March 5, 2008

Fort Davis & McDonald Observatory

One of the best kept secrets in Texas is the Davis Mountains State Park

Nestled high in the Mountains, overlooking historic Ft Davis, this place has it all! Beautiful views, abundant wildlife & birding, pristine isolated camping spots, excellent interpretive centers & programs, the Indian Lodge & Resturant (great food at modest prices), and one of the largest & finest observatories in the world!

We also found the locals in the town of Ft Davis to be some of the friendliest folks in Texas!
And from a few of the interesting things within the town, and alongside the highway, they also have quite a sense of humor!

Highlights of the stay included a visit to the Fort Davis Historic Site , the Chihuahuan Desert Research Institute and taking the 3-hour birding walk within the Park Primative Area. The walk was led by a full-timer/volunteer who had been working and birding at this park for thirteen years!

Located about 15 miles away is McDonald Observatory. This premier site is owned & operated by UT Austin, and conducts some of the world's most advanced research in astronomy.

We did the Tuesday nite star party, which started with a nice lecture and tour of the sky from the Visitor Center's ampitheater, followed by viewing through a dozen telescopes set up at the Center ranging from 8 to 20 inches.

The following day, I went on the excellent tour of the 107 inch Harlen Smith telescope and the new 400 inch Hobby-Eberly. The orginal telescope at the site, an 82 inch reflector, was installed in 1929. It and the 107 inch companion sit atop a 6800ft peak just above the Visitor Center. To give you some concept of size, here's the 82" with vehicles parked out front.

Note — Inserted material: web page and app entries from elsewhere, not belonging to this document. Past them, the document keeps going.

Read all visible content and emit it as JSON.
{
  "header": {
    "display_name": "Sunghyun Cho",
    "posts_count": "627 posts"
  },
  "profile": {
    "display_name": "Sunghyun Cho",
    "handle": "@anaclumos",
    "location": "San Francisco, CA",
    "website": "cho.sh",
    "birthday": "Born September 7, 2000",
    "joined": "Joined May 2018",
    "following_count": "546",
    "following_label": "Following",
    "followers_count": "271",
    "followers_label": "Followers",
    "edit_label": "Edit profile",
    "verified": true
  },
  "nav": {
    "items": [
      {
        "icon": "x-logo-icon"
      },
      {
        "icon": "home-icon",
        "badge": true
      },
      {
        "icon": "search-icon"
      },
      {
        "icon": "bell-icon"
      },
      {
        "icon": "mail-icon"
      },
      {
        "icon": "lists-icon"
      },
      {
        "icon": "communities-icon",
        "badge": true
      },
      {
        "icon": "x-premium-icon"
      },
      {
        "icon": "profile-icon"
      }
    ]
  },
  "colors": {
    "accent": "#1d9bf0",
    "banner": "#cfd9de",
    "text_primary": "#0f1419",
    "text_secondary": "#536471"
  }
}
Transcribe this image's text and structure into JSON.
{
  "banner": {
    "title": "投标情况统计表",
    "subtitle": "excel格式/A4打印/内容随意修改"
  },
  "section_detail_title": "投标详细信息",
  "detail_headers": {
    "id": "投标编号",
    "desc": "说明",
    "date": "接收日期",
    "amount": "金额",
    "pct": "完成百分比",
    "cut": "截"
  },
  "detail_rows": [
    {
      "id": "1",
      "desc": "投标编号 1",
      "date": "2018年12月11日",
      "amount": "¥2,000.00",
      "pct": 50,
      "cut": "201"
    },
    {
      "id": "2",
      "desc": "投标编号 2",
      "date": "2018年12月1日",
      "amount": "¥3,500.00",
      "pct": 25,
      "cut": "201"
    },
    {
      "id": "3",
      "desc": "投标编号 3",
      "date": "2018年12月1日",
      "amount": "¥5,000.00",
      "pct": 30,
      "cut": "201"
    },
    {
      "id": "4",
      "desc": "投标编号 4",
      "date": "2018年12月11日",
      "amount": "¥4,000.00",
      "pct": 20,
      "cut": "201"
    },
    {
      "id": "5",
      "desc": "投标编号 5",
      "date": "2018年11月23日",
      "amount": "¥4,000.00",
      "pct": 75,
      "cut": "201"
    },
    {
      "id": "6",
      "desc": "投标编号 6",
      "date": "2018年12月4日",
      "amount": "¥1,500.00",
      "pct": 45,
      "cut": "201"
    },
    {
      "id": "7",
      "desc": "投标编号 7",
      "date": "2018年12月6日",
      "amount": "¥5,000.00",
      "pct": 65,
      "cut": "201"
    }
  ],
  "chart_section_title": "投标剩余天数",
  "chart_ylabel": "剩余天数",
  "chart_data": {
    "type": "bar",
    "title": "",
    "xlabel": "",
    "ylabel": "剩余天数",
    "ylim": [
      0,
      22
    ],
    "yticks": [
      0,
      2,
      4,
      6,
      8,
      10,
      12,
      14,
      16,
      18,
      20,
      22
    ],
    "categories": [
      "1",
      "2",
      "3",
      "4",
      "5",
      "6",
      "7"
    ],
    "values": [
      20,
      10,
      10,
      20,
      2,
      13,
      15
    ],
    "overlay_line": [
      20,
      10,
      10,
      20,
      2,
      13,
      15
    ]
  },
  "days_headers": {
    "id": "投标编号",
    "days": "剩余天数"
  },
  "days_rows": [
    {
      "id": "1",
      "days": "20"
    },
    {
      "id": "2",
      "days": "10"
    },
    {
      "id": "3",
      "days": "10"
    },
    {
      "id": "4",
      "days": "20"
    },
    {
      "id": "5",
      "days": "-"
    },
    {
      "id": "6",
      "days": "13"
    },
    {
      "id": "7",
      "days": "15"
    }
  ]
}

The 107 is a massive instrument, used mostly today for taking critical spectral images of distant stars and laser measurements of minute distance variations to the moon.

The tour was completed with a visit to the newer 400". This is a "low cost" design utilizing multiple mirror segements rather than a single mirror (impossible at 400"!). The entire mirror assembly is rotated effortlessly on six "air bearings" on it's bottom ring.